He (1913 to 1996)and his wife Edith are credited with establishing a tradition in excellence in creative writing and the teaching of literary craft at Silliman University. He served as English Department chair, graduate school dean, vice-president for academic affairs, and writer-in-residence.
As a Guggenheim writing fellow in 1955 he submitted a collection of short stories, “A Stream at Dalton Pass and Other Stories,” for his Ph.D. in English at the University of Denver. This collection won a prize at the same time that his second novel, “More Than Conquerors” won the first prize for the novel.
He, along with his wife Edith, studied with Paul Engle in the Iowa Writers’ Workshop. Graduating in 1962, their experience there inspired them to found the Silliman National Writers Workshop, the first in Asia, which continues to this day.
He was also a Rockefeller fellow. He won the Cultural Center of the Philippines (CCP) Prize, the Palanca Awards, the UP Golden Anniversary Literary Contest prize, and the National Book Award.
Of the 1800 plus posts on my blog, the most viewed posts are those I have done on older short stories by writers from the Philippines. These stories, aside from the very high intrinsic pleasure of reading them will soon be the only way non-scholars in Filipino history will have access to the traditions of the culture. If you read through my posts on Filipino literature and history, you will get, I think, an over view of the countries literary history.
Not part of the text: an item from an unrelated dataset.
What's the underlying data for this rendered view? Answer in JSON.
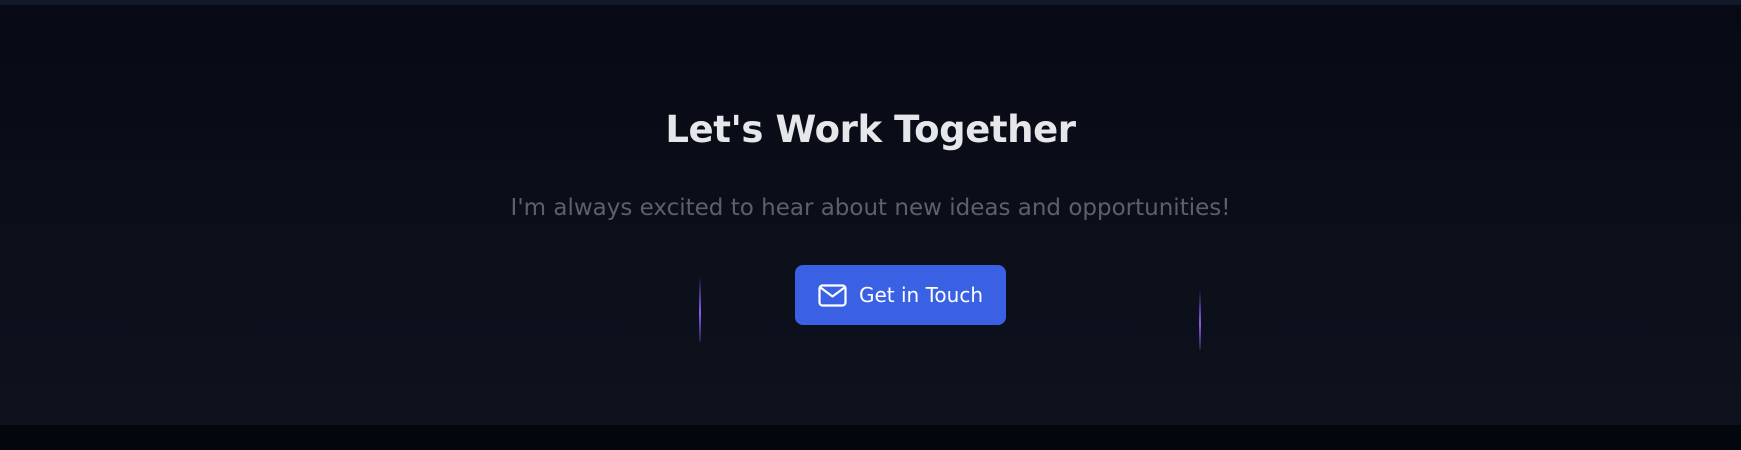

The stories are a great treasure trove for those into Asian post colonial studies and Filipino folk lore. Above all that, the stories I have posted on are all a lot of fun to read.